Bode Miller believes he still has what it takes to win the overall World Cup title, even though he just started skiing again after a seven-month layoff.

"I think I always have a chance. I'm one of the few guys who skis all the events pretty well and I think that automatically gives me a chance," Miller said Thursday at an event for his ski company leading to the start of the World Cup season.

Miller, the overall champ in 2005 and 2008, rejoined the U.S. team a month ago after competing independently the past two years. He will skip this weekend's opening race on the Rettenbach glacier and plans to begin Nov. 15 in Levi, Finland.

"The skiing is not going to be an issue so much as the fitness," he said. "In the past my fitness has been one of my biggest strengths, and the fact that I can ski four events and not get sick and not get injured is what allowed me to win the overall the other years that I won it."

"It's going to be a bit of a test to see how quickly I can get into the form I need to be in to be competitive," he added. "But things don't start to get into a full swing until December, and I think by December I should be fit."

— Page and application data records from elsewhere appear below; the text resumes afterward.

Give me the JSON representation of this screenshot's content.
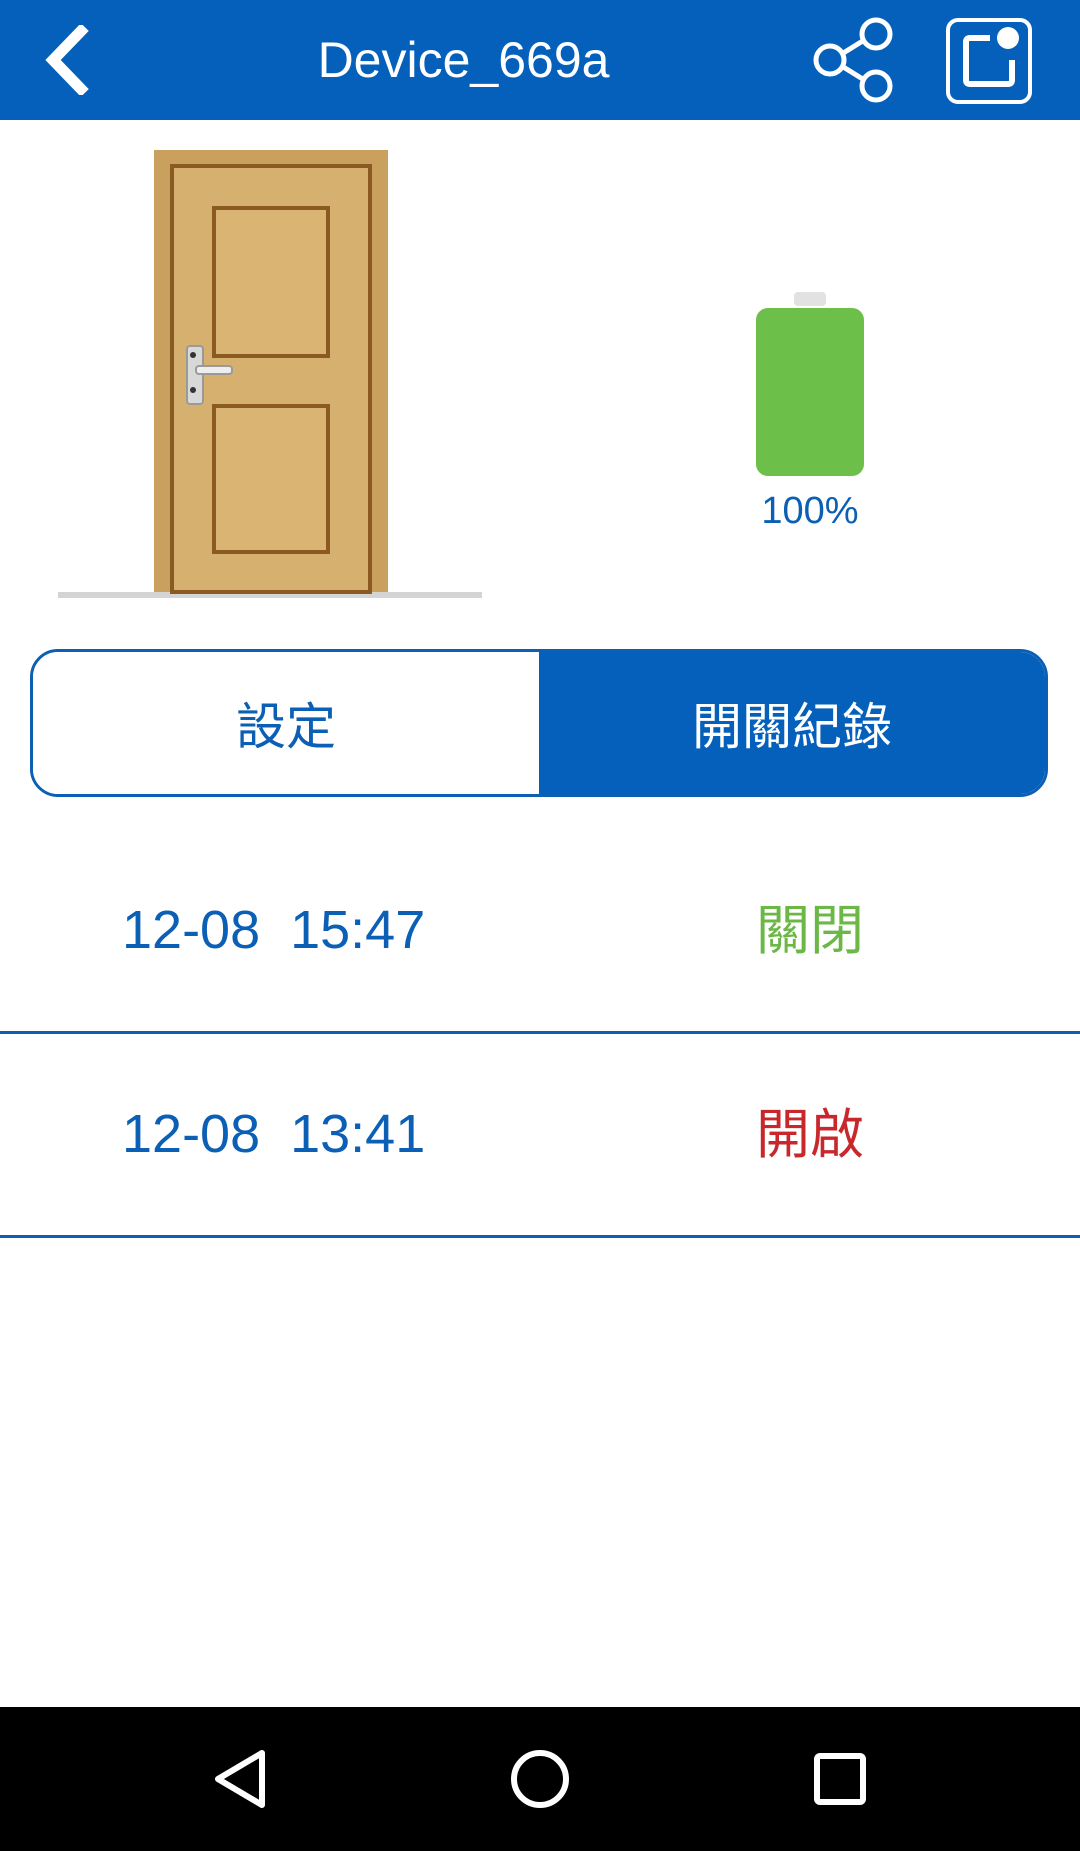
{
  "header": {
    "title": "Device_669a",
    "back_icon": "back-chevron-icon",
    "share_icon": "share-icon",
    "edit_icon": "edit-icon",
    "background_color": "#0560bb"
  },
  "device": {
    "image_icon": "door-icon",
    "battery_icon": "battery-icon",
    "battery_level": "100%",
    "battery_fill": 1.0,
    "battery_color": "#6cc04a"
  },
  "tabs": [
    {
      "label": "設定",
      "active": false
    },
    {
      "label": "開關紀錄",
      "active": true
    }
  ],
  "records": [
    {
      "time": "12-08  15:47",
      "state": "關閉",
      "state_color": "#6cb846"
    },
    {
      "time": "12-08  13:41",
      "state": "開啟",
      "state_color": "#c8282c"
    }
  ],
  "navbar": {
    "back_icon": "nav-back-icon",
    "home_icon": "nav-home-icon",
    "recents_icon": "nav-recents-icon"
  }
}
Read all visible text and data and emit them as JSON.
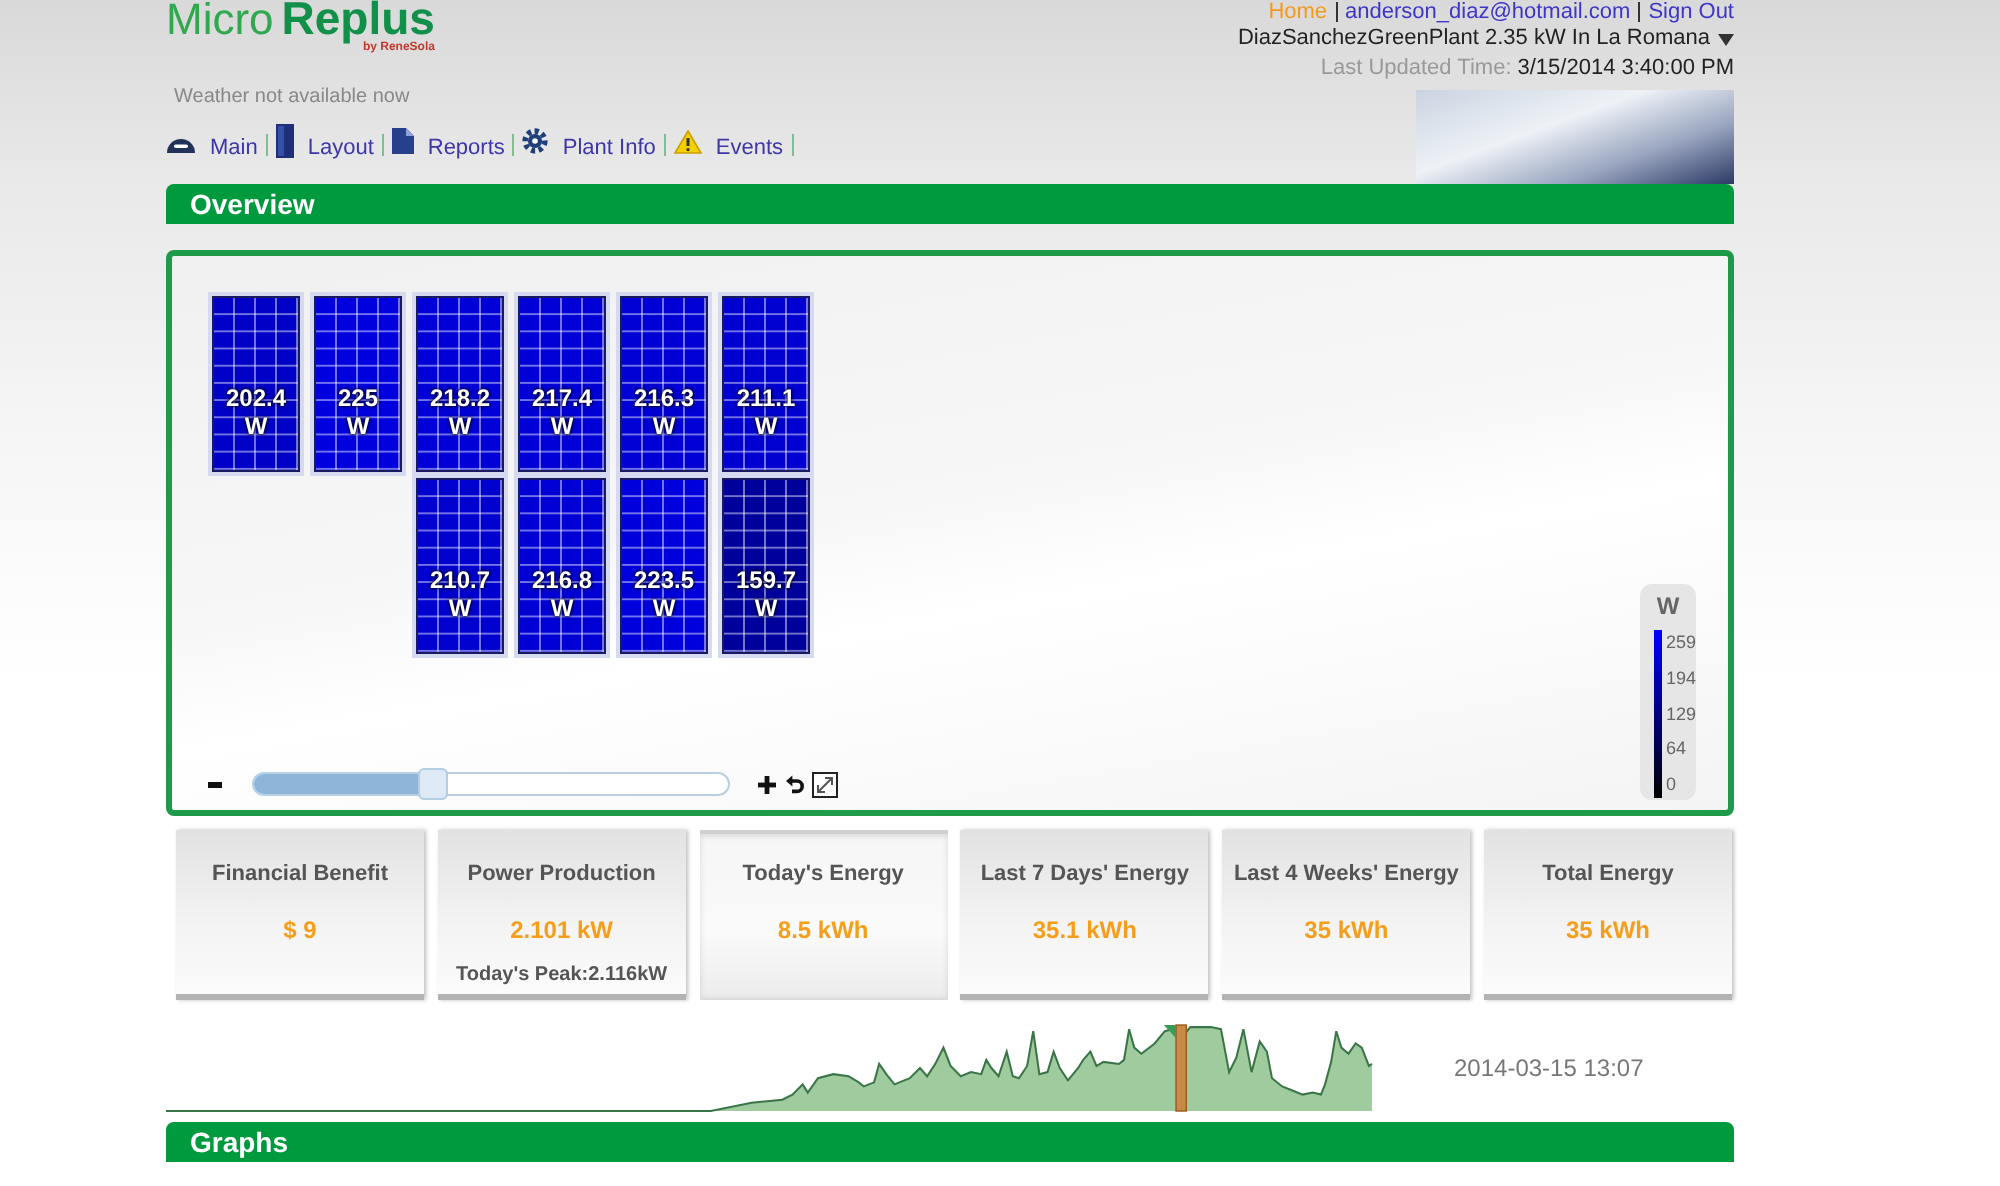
{
  "header": {
    "logo": {
      "prefix": "Micro",
      "name": "Replus",
      "tagline": "by ReneSola"
    },
    "weather": "Weather not available now",
    "nav": [
      {
        "label": "Main"
      },
      {
        "label": "Layout"
      },
      {
        "label": "Reports"
      },
      {
        "label": "Plant Info"
      },
      {
        "label": "Events"
      }
    ],
    "account_links": [
      {
        "label": "Home",
        "selected": true
      },
      {
        "label": "anderson_diaz@hotmail.com",
        "selected": false
      },
      {
        "label": "Sign Out",
        "selected": false
      }
    ],
    "plant_selector": "DiazSanchezGreenPlant 2.35 kW In La Romana",
    "last_updated": {
      "label": "Last Updated Time:",
      "value": "3/15/2014 3:40:00 PM"
    }
  },
  "overview": {
    "title": "Overview",
    "panel_rows": [
      {
        "panels": [
          {
            "reading": "202.4 W",
            "color": "#0000c7"
          },
          {
            "reading": "225 W",
            "color": "#0000de"
          },
          {
            "reading": "218.2 W",
            "color": "#0000d7"
          },
          {
            "reading": "217.4 W",
            "color": "#0000d6"
          },
          {
            "reading": "216.3 W",
            "color": "#0000d5"
          },
          {
            "reading": "211.1 W",
            "color": "#0000d0"
          }
        ]
      },
      {
        "panels": [
          {
            "reading": "210.7 W",
            "color": "#0000cf"
          },
          {
            "reading": "216.8 W",
            "color": "#0000d5"
          },
          {
            "reading": "223.5 W",
            "color": "#0000dc"
          },
          {
            "reading": "159.7 W",
            "color": "#00009d"
          }
        ]
      }
    ],
    "zoom": {
      "level": 0.38
    },
    "legend": {
      "unit": "W",
      "ticks": [
        "259",
        "194",
        "129",
        "64",
        "0"
      ]
    }
  },
  "stats": [
    {
      "title": "Financial Benefit",
      "value": "$ 9",
      "selected": false
    },
    {
      "title": "Power Production",
      "value": "2.101 kW",
      "note": "Today's Peak:2.116kW",
      "selected": false
    },
    {
      "title": "Today's Energy",
      "value": "8.5 kWh",
      "selected": true
    },
    {
      "title": "Last 7 Days' Energy",
      "value": "35.1 kWh",
      "selected": false
    },
    {
      "title": "Last 4 Weeks' Energy",
      "value": "35 kWh",
      "selected": false
    },
    {
      "title": "Total Energy",
      "value": "35 kWh",
      "selected": false
    }
  ],
  "timeline": {
    "timestamp": "2014-03-15 13:07"
  },
  "graphs": {
    "title": "Graphs"
  }
}
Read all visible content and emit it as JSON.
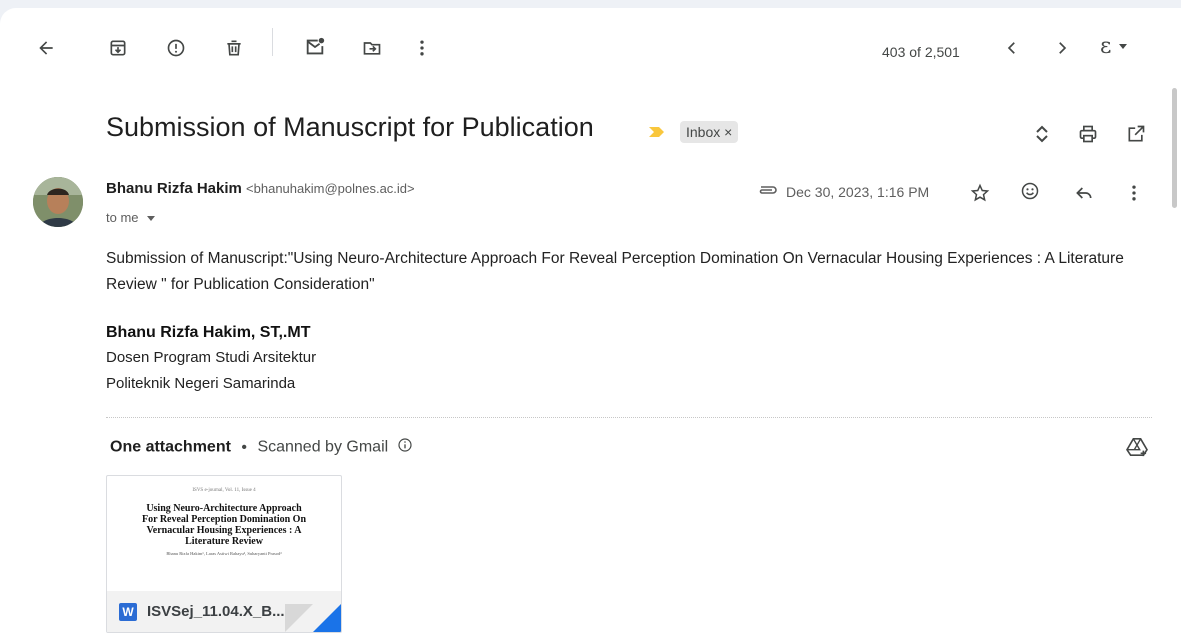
{
  "toolbar": {
    "counter": "403 of 2,501",
    "language_glyph": "ε"
  },
  "message": {
    "subject": "Submission of Manuscript for Publication",
    "label": "Inbox ×",
    "sender_name": "Bhanu Rizfa Hakim",
    "sender_email": "<bhanuhakim@polnes.ac.id>",
    "recipient": "to me",
    "date": "Dec 30, 2023, 1:16 PM",
    "body": "Submission of Manuscript:\"Using Neuro-Architecture Approach For Reveal Perception Domination On Vernacular Housing Experiences : A Literature Review \" for Publication Consideration\"",
    "signature": {
      "name": "Bhanu Rizfa Hakim, ST,.MT",
      "line1": "Dosen Program Studi Arsitektur",
      "line2": "Politeknik Negeri Samarinda"
    }
  },
  "attachments": {
    "title": "One attachment",
    "separator": "•",
    "scan_text": "Scanned by Gmail",
    "file": {
      "type_letter": "W",
      "name": "ISVSej_11.04.X_B...",
      "thumb_header": "ISVS e-journal, Vol. 11, Issue 4",
      "thumb_title": "Using Neuro-Architecture Approach For Reveal Perception Domination On Vernacular Housing Experiences : A Literature Review",
      "thumb_authors": "Bhanu Rizfa Hakim¹, Laras Astiwi Rahayu², Suharyanti Prasod³"
    }
  },
  "colors": {
    "accent": "#1a73e8",
    "important_marker": "#f9c73d",
    "word_blue": "#2b6cd4"
  }
}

Miller cut last season short when he failed to win a medal at the world championships in February. It was the third straight major championship in which the New Hampshire resident failed to make the podium. He won two silver medals at the 2002 Salt Lake City Games but finished without a medal at the 2006 Turin Games, where he made more headlines for his late-night partying than his skiing.

Miller also injured his ankle early last season and failed to win a race for the first time in nearly 10 years. But he said his layoff could result in peak form for the Vancouver Olympics in February.

"It's going to be interesting this year because I pushed my training so late," he said. "I didn't start doing anything until a month ago, so that automatically puts me much later on in the season, so hopefully I can peak later and maintain that peak longer."

Miller finished seventh in a giant slalom on the Vancouver course in 2008 and didn't finish a super-G. While he acknowledged those performances weren't stellar, Miller noted that the Whistler course has been drastically altered since.

"I don't think anyone really knows what it's going to be like," he said. "But I'm one of the racers who feels pretty comfortable on any different track. I've won on the long, flatter tracks _ Lake Louise and Beaver Creek _ and some of the more technical tracks, so I think it's just going to be a matter of getting all the pieces to come together."

Over the summer, Miller considered retiring and spent time with his daughter. He told his personal coaching staff to look for work, a decision he called liberating.

"I just wanted to make sure I wasn't being pushed along by a freight train of momentum," he said.

"When you have a bunch of employees and you have sponsors and you have all these things, they push you along anyway, so it no longer becomes your own decision. You're just doing it because it's the natural progression of things," he added. "I needed to make sure that my goals were clear and that my motivation was clear and that was the way to do it."

Now, having turned 32 this month, Miller has thrown himself into an intense training program with the U.S. team. He has been working out at high altitude in Saas-Fee, Switzerland, the past couple weeks with a plan to race every event once he does return.

"He's always gung-ho for everything. The guy loves ski racing and he's a competitor and he wants to go," U.S. head coach Sasha Rearick said.

Still, Miller realized he's not ready just yet.

"The speed is fine. I've been back on snow long enough to have great speed for 30 seconds, but a World Cup race is different than just 30 seconds," he said. "The preparation has been going great and the one thing that could really set me back would be an injury."

One of the main reasons Miller left the squad was because he was not allowed to sleep in his personal motor home the night before races. Miller says he has free reign now and faced no opposition when he met with team officials last month to ask back in.

"That's what the impetus for coming back was," he said.

Meanwhile, a summer off gave Miller the time to think about life after skiing. He says he wants to open a vineyard and produce wine in New Hampshire.

"It takes a long time to grow the grapes, but that's a goal I have for the future," he said. "I grow a lot of vegetables and stuff on my farm anyway, and I think it will be interesting to do wine, just because no one has ever done it there before."